Song & Dance of a 3-Time Cancer Survivor
A KALEIDOSCOPIC PRELUDE
Song & Dance of a 3-Time Cancer Survivor was inspired by what I remember as a small child of Cantonese opera that reached the lowest of the social strata. It was like a kaleidoscope, perhaps not valued or respected because it was simply for enjoyment: a toy consisting of a tube containing mirrors and pieces of coloured glass or paper, not of much value, yet the reflections produce endless fascinating patterns visible through an eyehole when the tube is rotated. The trailer at the end of Act 1 is an exposition of all twelve acts, like the 12 segments that make up a kaleidoscopic pattern.
The heroine, the 3-time cancer survivor, sees a woman at her friend's who is thought to have cancer. She calms the woman down. This leads to humorous dialogues on the creation of a dozen humorous Song & Dance pieces like twelve pieces of a colourful kaleidoscope, for everyone to enjoy.
I saw this woman at my friend's
in a hell of a state –
the lump, suspicious,
perhaps, pernicious –
and my heart went out to her
for I had been there myself,
in terror so private and personal,
three times, no less.
But each time I came back.
So, calmly, I told her
“I had cancer three times.”
– in one short simple sentence.
She looked at me,
and all was calm.
(Relevant music video: Three Times No Less.)
Conversation with male lead and chorus
I am the 3-time cancer survivor.
I will even write an opera about it.
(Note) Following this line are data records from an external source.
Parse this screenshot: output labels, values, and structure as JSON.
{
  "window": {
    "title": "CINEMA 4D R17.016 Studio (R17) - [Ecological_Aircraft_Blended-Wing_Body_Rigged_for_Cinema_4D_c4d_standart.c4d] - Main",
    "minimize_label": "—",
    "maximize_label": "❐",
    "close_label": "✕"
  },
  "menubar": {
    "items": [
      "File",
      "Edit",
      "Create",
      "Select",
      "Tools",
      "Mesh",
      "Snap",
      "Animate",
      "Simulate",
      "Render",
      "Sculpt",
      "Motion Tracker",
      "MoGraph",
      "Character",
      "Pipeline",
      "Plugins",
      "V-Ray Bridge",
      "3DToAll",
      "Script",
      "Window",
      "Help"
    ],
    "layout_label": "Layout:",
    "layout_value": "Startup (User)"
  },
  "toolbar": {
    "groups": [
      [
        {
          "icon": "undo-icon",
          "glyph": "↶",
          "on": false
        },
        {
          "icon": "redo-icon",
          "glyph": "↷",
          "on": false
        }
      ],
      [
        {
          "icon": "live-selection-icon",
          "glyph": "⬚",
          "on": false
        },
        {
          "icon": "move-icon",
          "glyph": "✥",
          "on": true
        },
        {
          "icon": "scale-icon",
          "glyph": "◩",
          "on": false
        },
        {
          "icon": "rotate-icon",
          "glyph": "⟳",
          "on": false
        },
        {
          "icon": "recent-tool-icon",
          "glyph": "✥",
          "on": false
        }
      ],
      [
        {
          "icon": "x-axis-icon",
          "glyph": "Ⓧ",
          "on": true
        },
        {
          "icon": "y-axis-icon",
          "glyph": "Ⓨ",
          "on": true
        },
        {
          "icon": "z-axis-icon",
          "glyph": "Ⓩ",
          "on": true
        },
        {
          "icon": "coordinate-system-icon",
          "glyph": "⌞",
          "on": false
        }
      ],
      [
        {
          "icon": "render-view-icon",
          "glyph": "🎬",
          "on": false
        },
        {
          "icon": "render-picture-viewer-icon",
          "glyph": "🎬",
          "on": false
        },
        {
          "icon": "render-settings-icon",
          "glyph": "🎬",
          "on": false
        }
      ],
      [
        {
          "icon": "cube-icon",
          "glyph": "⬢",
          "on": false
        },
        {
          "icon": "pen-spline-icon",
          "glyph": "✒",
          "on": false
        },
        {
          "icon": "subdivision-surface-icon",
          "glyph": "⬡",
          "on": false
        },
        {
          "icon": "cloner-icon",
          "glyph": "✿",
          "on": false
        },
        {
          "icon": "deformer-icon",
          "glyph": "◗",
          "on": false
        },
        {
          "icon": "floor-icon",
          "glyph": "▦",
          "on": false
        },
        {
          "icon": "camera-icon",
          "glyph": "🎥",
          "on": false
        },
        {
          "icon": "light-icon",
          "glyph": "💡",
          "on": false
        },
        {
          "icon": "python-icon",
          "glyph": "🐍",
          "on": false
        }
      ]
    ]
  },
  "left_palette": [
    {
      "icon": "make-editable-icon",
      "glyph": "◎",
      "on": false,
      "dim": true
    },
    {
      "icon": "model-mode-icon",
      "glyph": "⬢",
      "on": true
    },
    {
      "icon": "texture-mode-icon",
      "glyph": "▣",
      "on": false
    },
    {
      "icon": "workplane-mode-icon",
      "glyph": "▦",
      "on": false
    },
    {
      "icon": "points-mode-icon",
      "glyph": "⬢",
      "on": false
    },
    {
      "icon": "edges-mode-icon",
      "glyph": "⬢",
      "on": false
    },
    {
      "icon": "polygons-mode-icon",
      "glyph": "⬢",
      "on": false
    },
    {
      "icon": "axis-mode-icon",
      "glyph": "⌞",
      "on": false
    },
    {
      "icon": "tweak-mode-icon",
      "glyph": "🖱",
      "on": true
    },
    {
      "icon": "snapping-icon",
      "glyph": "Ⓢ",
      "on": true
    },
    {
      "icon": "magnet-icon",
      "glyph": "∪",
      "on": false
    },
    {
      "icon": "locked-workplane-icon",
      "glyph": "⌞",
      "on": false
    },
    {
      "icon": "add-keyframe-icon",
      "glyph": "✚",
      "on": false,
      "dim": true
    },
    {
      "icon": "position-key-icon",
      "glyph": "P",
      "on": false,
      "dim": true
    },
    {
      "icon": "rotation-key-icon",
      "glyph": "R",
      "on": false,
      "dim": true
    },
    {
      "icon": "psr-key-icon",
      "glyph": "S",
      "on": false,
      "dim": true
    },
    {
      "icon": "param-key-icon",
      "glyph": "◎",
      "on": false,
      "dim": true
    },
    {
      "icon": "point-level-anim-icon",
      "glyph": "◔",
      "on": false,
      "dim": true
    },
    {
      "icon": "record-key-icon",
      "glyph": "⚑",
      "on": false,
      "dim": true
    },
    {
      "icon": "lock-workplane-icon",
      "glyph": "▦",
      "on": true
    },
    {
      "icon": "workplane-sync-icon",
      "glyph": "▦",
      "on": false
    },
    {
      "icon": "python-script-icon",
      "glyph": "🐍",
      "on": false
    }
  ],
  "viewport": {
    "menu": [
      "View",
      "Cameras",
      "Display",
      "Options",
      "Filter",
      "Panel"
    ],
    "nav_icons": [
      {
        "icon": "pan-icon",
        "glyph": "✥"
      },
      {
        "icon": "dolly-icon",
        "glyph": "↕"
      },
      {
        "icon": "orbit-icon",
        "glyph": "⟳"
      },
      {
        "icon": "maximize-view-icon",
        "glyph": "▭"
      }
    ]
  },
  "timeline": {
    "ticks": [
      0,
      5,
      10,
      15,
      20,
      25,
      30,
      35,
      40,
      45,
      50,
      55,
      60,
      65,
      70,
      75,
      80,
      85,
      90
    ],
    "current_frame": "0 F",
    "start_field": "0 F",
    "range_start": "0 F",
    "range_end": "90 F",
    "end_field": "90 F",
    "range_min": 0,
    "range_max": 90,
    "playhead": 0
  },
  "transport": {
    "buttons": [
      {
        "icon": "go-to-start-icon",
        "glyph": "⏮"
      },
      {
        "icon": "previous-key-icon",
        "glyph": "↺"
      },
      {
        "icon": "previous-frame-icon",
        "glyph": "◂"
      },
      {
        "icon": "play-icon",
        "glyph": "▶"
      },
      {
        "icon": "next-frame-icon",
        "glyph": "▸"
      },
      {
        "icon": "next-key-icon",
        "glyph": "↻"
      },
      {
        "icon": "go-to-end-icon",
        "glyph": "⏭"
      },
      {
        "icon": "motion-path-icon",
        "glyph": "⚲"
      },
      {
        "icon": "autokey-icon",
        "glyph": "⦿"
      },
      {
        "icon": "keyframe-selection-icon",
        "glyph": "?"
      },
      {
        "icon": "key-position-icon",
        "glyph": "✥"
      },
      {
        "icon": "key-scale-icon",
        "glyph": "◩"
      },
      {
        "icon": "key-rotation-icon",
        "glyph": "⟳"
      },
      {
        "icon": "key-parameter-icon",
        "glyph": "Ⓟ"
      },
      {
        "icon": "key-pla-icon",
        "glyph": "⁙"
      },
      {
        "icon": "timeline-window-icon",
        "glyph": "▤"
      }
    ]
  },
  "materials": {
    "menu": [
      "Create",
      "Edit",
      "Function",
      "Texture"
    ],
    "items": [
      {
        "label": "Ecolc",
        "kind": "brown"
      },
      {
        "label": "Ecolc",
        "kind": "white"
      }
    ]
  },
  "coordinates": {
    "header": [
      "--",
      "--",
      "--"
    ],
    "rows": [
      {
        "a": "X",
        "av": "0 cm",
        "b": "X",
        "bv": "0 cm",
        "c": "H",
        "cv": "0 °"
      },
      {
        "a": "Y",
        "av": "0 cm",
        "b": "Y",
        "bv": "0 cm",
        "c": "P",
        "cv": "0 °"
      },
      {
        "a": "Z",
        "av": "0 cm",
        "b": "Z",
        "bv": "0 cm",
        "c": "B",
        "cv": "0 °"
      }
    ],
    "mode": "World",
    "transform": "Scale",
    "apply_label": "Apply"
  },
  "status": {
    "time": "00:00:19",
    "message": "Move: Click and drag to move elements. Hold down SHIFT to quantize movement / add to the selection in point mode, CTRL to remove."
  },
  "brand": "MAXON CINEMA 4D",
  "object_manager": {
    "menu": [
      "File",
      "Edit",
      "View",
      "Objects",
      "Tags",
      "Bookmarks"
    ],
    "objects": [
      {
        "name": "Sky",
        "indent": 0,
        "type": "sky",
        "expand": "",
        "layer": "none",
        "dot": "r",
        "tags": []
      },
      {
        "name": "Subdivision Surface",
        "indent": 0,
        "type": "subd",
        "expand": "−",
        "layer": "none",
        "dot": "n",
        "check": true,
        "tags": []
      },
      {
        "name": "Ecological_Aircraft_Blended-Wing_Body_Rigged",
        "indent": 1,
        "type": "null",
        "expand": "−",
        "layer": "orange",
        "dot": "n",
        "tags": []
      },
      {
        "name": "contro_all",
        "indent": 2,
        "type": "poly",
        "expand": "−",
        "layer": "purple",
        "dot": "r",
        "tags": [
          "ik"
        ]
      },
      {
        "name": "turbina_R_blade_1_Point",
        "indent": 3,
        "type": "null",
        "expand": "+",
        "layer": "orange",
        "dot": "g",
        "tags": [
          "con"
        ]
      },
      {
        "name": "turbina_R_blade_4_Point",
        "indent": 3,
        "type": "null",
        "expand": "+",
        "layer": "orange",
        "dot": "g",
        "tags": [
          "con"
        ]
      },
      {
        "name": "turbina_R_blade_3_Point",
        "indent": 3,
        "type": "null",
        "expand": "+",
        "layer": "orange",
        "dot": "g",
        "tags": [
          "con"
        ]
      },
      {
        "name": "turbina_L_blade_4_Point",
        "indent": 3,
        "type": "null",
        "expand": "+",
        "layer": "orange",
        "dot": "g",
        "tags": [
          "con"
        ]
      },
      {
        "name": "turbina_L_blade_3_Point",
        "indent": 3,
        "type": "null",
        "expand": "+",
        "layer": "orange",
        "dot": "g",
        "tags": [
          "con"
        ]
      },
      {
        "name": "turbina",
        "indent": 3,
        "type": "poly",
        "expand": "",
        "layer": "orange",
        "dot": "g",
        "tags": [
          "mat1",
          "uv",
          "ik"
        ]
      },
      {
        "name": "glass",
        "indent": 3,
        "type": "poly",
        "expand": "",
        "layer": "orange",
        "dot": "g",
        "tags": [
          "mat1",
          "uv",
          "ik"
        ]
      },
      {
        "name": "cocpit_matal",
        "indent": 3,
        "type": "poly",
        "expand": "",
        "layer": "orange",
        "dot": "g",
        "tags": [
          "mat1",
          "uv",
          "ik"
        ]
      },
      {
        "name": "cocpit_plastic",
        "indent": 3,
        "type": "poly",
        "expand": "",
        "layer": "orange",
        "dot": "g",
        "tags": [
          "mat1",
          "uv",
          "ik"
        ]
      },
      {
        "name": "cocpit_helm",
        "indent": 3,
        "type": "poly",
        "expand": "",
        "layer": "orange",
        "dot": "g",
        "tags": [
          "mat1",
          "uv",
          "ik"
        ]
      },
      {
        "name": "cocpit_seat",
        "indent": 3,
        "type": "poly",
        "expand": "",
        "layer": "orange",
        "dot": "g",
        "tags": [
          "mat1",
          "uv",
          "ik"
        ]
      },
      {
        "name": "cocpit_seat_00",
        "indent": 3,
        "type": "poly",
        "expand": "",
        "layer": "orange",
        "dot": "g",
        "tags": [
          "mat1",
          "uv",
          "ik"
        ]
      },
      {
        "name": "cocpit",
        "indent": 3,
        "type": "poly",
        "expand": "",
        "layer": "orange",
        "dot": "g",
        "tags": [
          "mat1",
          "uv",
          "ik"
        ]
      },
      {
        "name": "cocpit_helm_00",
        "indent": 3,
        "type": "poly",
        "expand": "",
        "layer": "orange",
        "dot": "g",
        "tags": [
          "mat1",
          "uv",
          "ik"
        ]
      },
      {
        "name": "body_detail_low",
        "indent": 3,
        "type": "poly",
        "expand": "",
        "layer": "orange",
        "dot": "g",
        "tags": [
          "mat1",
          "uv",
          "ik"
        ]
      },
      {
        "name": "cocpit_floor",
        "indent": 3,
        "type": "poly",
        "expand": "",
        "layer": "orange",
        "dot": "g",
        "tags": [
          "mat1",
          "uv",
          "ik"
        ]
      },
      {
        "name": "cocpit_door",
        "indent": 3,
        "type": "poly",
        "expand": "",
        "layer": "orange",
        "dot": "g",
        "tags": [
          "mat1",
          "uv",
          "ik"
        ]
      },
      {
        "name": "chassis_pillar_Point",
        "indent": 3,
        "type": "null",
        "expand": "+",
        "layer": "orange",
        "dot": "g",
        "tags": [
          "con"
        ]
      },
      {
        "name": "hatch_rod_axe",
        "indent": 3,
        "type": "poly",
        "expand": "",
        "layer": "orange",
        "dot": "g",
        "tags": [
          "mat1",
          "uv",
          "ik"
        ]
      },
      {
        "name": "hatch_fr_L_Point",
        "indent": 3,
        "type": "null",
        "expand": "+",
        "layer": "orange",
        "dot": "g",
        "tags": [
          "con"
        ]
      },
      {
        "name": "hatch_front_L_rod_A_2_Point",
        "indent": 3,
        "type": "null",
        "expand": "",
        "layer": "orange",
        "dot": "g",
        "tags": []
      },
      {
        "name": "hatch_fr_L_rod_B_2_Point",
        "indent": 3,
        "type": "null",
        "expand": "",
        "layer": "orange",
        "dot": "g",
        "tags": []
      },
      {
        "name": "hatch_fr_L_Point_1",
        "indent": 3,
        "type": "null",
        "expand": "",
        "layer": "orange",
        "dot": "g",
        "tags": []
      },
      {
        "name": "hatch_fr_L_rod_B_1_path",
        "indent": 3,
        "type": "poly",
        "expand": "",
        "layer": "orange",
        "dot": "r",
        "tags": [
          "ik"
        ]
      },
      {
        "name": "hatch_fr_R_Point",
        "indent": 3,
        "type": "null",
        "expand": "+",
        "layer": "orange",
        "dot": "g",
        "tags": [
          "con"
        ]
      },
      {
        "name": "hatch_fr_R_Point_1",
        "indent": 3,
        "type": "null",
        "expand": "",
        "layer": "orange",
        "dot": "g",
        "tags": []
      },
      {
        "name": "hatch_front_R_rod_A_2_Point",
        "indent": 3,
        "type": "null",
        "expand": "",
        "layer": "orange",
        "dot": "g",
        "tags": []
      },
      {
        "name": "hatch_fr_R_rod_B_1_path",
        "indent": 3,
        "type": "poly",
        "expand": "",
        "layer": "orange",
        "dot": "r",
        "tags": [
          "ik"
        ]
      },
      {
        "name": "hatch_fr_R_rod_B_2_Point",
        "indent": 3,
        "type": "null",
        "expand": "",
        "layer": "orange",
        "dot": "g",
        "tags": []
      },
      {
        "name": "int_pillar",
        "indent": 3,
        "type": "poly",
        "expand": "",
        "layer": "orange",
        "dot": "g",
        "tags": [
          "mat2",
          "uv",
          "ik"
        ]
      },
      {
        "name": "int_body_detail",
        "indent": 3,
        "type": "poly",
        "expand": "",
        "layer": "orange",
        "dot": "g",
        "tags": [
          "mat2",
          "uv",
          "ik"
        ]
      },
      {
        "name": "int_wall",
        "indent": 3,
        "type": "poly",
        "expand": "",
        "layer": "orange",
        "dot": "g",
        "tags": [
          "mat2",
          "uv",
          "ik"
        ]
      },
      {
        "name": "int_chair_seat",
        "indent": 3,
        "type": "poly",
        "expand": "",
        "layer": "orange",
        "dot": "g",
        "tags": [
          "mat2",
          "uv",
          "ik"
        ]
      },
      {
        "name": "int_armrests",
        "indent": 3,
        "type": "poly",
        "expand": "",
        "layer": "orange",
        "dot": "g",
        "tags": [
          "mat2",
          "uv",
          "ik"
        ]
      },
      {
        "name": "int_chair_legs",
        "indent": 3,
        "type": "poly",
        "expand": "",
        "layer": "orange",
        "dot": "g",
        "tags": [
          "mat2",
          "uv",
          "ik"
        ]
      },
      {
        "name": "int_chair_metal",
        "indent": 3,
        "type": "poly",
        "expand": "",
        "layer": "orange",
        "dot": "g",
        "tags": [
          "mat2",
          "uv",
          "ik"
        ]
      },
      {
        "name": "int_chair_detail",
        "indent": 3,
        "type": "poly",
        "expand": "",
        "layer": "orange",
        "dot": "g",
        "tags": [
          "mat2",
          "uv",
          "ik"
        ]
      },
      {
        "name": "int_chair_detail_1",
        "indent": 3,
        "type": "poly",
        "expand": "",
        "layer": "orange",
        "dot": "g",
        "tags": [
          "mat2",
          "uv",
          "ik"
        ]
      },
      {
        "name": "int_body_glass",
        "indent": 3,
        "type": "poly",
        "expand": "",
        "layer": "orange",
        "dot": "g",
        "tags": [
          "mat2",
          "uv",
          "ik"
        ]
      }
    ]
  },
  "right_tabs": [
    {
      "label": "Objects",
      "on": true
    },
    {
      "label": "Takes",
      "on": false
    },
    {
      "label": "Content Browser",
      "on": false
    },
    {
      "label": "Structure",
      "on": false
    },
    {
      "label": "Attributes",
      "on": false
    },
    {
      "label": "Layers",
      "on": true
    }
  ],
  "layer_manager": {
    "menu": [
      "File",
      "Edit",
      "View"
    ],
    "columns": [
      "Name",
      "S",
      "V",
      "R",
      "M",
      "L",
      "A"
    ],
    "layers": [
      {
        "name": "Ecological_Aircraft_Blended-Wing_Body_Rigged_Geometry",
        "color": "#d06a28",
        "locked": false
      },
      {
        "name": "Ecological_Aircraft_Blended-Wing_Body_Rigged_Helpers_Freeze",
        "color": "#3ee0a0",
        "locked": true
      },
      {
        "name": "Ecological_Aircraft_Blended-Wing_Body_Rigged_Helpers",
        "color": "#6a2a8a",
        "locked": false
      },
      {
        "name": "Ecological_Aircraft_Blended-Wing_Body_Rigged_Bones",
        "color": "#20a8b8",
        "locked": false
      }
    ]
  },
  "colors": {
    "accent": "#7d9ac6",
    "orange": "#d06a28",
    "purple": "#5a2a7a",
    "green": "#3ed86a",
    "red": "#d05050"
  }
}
Survived – might even write an opera about it!
You must be joking.
This is funny.
Once I lived for music and art, for dance and drama –
I created them.
I combined them.
Then cancer came to destroy me, and them – to tear us all apart.
But time was given back to me – time to live,
time to reconstruct,
time to make . . . an opera – what I have always wanted to do!
An opera! Of course! (pause, looking around wide-eyed in wonder)
And this must be it!
We owe our existence, to you!
Male lead (with a sense of importance):
The creation has begun!
(to Heroine, referring to Chorus)
They are living, singing, proof of your survival –
your life is their life.
As long as you live, they live.
They live while I live while they live . . .
Mmm –– a dozen songs and dances will sustain us all,
and so we all go on.
That goes for me too!
I depend on you.
We sing each other's worlds into being.
So keep it up!
Please don't stop!
A non-stop opera of songs and dances . . .
Looking back – though it was not funny at the time,
there're things I can now laugh about.
a sense of humour helps,
even if it is black humour.
Cancer, and humour?!
You must be joking! (ha ha ha ha ha!)
Yes, a dozen humorous song & dance pieces for you to enjoy,
like twelve pieces of a colourful kaleidoscope –
Yes, the scope, the kaleidoscope, kaleidoscopy –
Whoops! Not funny anymore!
This is the prelude of the songs & dances.
If this is the prelude can a fugue be far behind?
Fugue – Italian for 'flight',
is flight from reality – denial. (getting serious with poker faces)
(possibly computer speech – robot-like, for the next two lines)
Also used for episode of memory loss
following life's stressful situations. (short pause)
But our heroine does not forget, (smile, and human speech again)
and she also sees the funny side;
Male lead & Chorus:
Here comes the trailer!
Hold on tight to your trolley
as we follow our heroine on her roller-coaster ride
through that dreaded disease –
at the mercy of the forces of good and evil,
friends and foes.
But which is which?
Is he saviour,
The NHS itself,
strangled by confusion and bureaucracy,
seems far from benign.
Who is the smiling surgeon who drops the bombshell?
Will it be defused in time?
Then there are the expected visitors who don't visit.
Are they indifferent to her plight,
or just terrified for themselves?
But this is about seeing something good in every situation,
with a sense of the ridiculous and of ambivalence…
You survive, yet there's a surprise awaiting – (sigh then smile)
Here is the end of the trailer
and what next?!
_ _ _
What fun! But wait!
Who's this – approaching?
Oooooo! Noted killjoy –
Dressed to kill, and thrill, in white
Oooooo – chill!
Hold on to your crucifixes!
It's Mr Dracula,
Even worse than Dr Dracula –
Mister means surgeon, it means an operation!
See next, Act 2:
The heroine's first hospital appointment for 'investigations' –
in her fevered imagination
the masked surgeon becomes a weird mix of devil and movie star.